## LISTED ENTRIES
<<<<

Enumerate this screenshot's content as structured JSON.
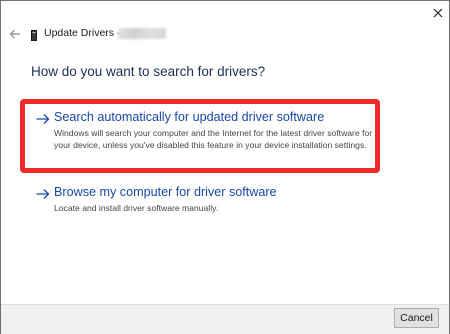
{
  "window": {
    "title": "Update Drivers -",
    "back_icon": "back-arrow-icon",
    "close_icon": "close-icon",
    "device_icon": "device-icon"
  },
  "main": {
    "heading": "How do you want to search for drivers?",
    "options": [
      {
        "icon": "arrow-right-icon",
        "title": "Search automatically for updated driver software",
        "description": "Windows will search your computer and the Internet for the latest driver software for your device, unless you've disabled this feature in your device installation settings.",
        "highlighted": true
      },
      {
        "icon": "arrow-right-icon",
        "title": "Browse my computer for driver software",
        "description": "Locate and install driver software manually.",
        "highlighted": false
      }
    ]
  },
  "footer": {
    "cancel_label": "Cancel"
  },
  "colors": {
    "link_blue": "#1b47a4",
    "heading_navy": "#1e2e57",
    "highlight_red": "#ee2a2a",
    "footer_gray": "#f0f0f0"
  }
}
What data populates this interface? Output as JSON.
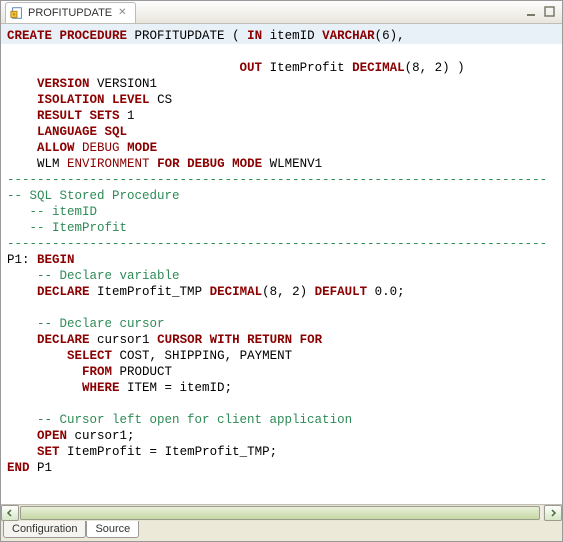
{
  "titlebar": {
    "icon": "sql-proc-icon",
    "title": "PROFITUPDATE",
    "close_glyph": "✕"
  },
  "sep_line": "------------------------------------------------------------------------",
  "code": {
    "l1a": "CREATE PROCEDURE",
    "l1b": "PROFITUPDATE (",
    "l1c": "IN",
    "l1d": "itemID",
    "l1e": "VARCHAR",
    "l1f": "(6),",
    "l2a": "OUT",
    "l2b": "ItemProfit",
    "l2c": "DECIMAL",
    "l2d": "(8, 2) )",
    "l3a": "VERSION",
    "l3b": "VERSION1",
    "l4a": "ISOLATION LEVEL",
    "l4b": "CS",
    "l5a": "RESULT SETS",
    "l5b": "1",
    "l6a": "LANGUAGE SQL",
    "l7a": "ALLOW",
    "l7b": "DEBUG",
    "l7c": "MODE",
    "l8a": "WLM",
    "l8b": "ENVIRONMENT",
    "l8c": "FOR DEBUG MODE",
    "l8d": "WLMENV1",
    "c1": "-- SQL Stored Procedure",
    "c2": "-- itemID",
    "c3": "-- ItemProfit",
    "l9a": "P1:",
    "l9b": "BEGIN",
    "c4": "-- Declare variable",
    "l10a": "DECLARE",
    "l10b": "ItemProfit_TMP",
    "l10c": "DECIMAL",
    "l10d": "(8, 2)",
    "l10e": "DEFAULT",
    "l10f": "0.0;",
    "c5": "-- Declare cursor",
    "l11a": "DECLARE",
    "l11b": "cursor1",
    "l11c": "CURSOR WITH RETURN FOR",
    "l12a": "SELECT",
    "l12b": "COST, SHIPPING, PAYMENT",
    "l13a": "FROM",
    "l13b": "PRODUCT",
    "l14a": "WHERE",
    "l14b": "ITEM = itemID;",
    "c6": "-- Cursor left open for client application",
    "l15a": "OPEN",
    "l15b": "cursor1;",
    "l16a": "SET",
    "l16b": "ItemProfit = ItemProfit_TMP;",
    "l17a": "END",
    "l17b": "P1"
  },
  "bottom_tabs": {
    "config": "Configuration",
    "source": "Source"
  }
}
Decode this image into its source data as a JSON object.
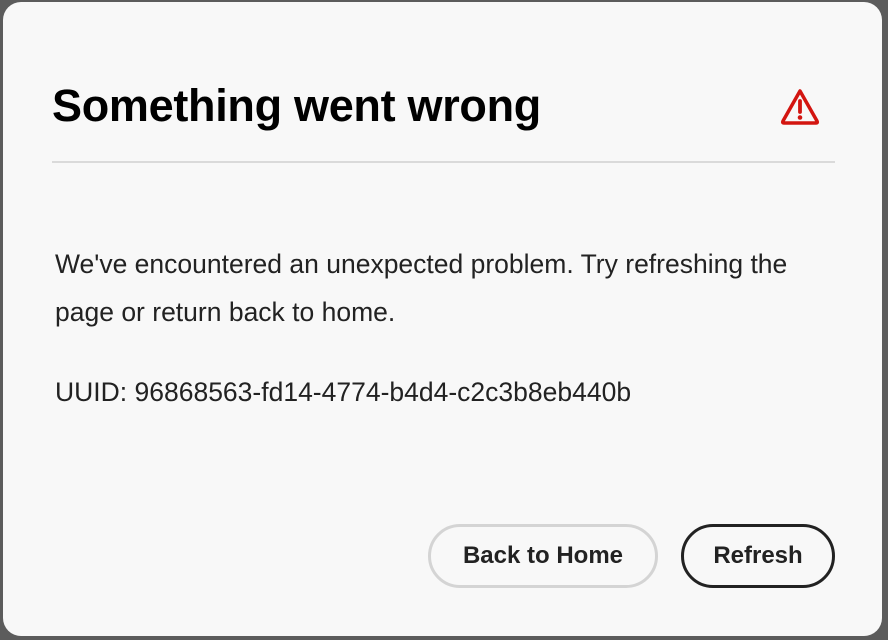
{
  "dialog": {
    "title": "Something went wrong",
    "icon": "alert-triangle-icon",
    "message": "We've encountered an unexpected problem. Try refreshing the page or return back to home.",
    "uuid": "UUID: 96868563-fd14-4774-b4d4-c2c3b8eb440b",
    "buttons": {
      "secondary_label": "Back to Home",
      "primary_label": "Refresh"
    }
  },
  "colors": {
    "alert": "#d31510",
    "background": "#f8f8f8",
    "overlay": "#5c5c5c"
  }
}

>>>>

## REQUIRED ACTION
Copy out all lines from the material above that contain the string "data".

## RESPONSE AREA
What data populates this interface? Output as JSON.
Decode this image into its source data as a JSON object.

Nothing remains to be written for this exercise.